Back in Poland he entered the Home Office and was appointed Vice 'Starosta' (deputy prefect) of Gostyn, in Western Poland.  In 1938, he created a company in Gdynia.  A year later, when the war broke out, he was mobilised.  Released after the defeat of the Polish army, which was unable to fight on two fronts after the Soviet invasion from the east, he was arrested without charges by the German Police and sent to Auschwitz.

In the course of the following three years, he was transferred to several other camps, including Dachau and Neuengamme in Germany.  Finally he was sent to a forced labor camp in Normandy, along the French coast, where allied forces were expect to disembark on the continent.  Taking advantage of an air raid, he managed to escape.  Hidden for a while by friendly local farmers, he came across a French resistance group into which he was integrated.  When the Second British Army set foot on French soil, he was incorporated into their ranks as a liaison officer.  When the war ended, realizing it would be impossible to return to Poland, where communist security services were looking for him, he successfully brought his wife and eldest son Michel to Belgium, with the help of a Belgian diplomat, across the Iron Curtain that has just fallen on Europe.


He remained in Belgium until retirement.  He had an active professional life, despite the marks of the war.







Born Countess Zoltowska.

Wife of Prince Georges Swiatopolk-Czetwertynski.  Studied painting in Italy and France.  She fled Poland in 1946 to escape communist persecution.  Became a refugee in Belgium where she spent the rest of her life with her husband and four children.







Second son of Prince Ludwik.

Studied agronomy in Belgium.  He was married in 1933 to Baroness Ewa Von Buxhoevden.

During the occupation of Poland, he was arrested by the Gestapo and sent to Auschwitz, where he found his father among the prisoners, a short time before his death.

In 1954, accused of contacts with foreign agents and possession of dollar banknotes, he was sentenced to 8 years in prison. loss of civil and political rights, confiscation of all property.  The strikes and protests of 1956 brought about a change in government and a relaxation of the repressive policy.  Prince Stanislaw was released from jail, but, being branded as a former criminal, could not find any decent work in his country.  He applied for an emigration passport and, with the support of the befriended Ambassdor of Canada in Warsaw, obtained a visa for himself and his whole family.

They were not allowed to carry any money or valuables out of the country, and left Poland penniless in September 1958.

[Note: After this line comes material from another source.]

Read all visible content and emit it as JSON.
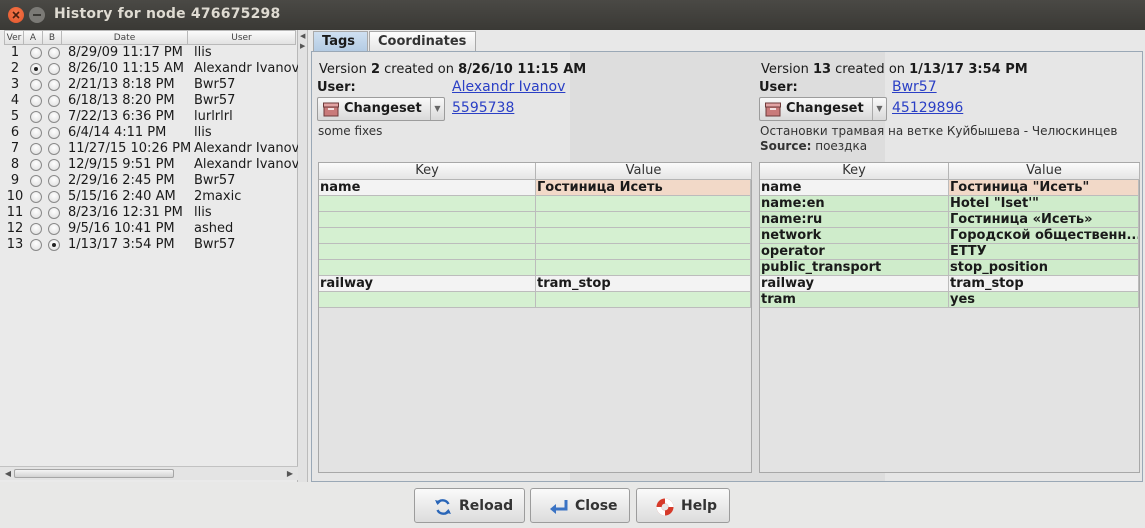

Stanislaw settled in Montreal, where he brought up his six younger children.  He took up different occupations, until illness obliged him to retire.  He died in Rowdon in 1998.







Youngest daughter of Ludwik Czetwertynski and Rose Radziwill.  She was with her parents in Eastern Poland when the Soviet army invaded from the East in 1939, as agreed in the secret clauses of the Molotov-Ribbentrop pact.  She managed to leave the country and went to France.  Contrary to its engagements towards Poland, France had not entered into the war against Germany.  She studied Medicine at the University of Grenoble, but was prevented from passing the final Doctorate exam because of the full occupation of France (initially, Germany had left the part of France south of the Loure unoccupied, known as the "free zone").

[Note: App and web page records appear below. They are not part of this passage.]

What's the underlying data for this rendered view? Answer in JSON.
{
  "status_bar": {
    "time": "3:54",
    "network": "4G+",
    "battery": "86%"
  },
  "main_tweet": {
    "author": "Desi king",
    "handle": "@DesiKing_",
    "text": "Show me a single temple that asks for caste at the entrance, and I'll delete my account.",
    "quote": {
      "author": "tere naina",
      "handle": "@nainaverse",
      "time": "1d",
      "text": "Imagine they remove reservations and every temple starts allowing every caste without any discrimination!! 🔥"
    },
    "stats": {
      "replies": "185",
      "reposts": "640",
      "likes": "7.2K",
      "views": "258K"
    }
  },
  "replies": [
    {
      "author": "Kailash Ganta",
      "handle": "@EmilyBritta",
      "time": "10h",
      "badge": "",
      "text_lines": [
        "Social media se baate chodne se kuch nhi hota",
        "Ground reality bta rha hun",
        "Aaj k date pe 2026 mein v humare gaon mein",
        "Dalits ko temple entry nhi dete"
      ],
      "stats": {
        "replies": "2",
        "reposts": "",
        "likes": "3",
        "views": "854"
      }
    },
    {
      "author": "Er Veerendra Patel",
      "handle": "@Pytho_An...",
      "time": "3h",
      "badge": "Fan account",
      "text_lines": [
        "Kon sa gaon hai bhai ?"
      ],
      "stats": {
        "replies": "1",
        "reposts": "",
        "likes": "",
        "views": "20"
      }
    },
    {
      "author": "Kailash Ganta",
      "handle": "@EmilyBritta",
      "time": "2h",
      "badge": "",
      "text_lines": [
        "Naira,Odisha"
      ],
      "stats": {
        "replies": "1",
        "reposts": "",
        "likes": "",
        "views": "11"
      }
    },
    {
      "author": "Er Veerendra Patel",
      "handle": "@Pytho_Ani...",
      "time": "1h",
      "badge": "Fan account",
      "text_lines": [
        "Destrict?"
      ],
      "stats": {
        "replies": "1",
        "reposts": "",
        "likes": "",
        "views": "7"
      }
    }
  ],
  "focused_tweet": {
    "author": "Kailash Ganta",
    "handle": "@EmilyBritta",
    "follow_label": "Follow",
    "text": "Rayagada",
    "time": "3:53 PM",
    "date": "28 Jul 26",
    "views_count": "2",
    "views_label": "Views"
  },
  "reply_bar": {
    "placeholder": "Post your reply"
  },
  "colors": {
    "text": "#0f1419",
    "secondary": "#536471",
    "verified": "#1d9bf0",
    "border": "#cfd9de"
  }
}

Misia then fled to England, where many Poles found refuge and served in the British Army.

She married a Polish pilot, Stefan Zantara.  Two children were born : Terese and Andre.  Unfortunately the union ended in divorce.  After the war, Misia returned to the continent, and was married to Count Stefan Rostworowski, with whom she settled in France.

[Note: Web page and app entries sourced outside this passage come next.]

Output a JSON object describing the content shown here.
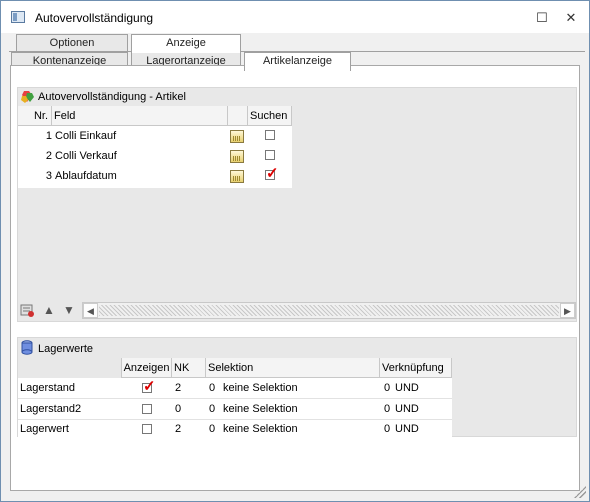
{
  "window": {
    "title": "Autovervollständigung",
    "minimize_label": "☐",
    "close_label": "✕"
  },
  "tabs_top": [
    {
      "label": "Optionen",
      "active": false
    },
    {
      "label": "Anzeige",
      "active": true
    }
  ],
  "tabs_bottom": [
    {
      "label": "Kontenanzeige",
      "active": false
    },
    {
      "label": "Lagerortanzeige",
      "active": false
    },
    {
      "label": "Artikelanzeige",
      "active": true
    }
  ],
  "autocomplete": {
    "title": "Autovervollständigung - Artikel",
    "columns": {
      "nr": "Nr.",
      "feld": "Feld",
      "suchen": "Suchen"
    },
    "rows": [
      {
        "nr": "1",
        "feld": "Colli Einkauf",
        "suchen": false
      },
      {
        "nr": "2",
        "feld": "Colli Verkauf",
        "suchen": false
      },
      {
        "nr": "3",
        "feld": "Ablaufdatum",
        "suchen": true
      }
    ]
  },
  "lager": {
    "title": "Lagerwerte",
    "columns": {
      "name": "",
      "anzeigen": "Anzeigen",
      "nk": "NK",
      "selektion": "Selektion",
      "verknuepfung": "Verknüpfung"
    },
    "rows": [
      {
        "name": "Lagerstand",
        "anzeigen": true,
        "nk": "2",
        "sel_nr": "0",
        "selektion": "keine Selektion",
        "verk_nr": "0",
        "verknuepfung": "UND"
      },
      {
        "name": "Lagerstand2",
        "anzeigen": false,
        "nk": "0",
        "sel_nr": "0",
        "selektion": "keine Selektion",
        "verk_nr": "0",
        "verknuepfung": "UND"
      },
      {
        "name": "Lagerwert",
        "anzeigen": false,
        "nk": "2",
        "sel_nr": "0",
        "selektion": "keine Selektion",
        "verk_nr": "0",
        "verknuepfung": "UND"
      }
    ]
  },
  "icons": {
    "accent_check": "#d00000"
  }
}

Having both lost everything in Poland, both of them found like in post-war France, suffering from a recession, far from easy.  She found a job in a hospital, while resuming her unfinished studies.  Eventually she got her degree and was able to set up a private practice.  After having been persecuted and torn away from her family during the war, then deprived of her properties and sources of income by the communist regime in Poland, she dedicated her life to the relief of those who suffer, and achieved an almost heroic status among her patients.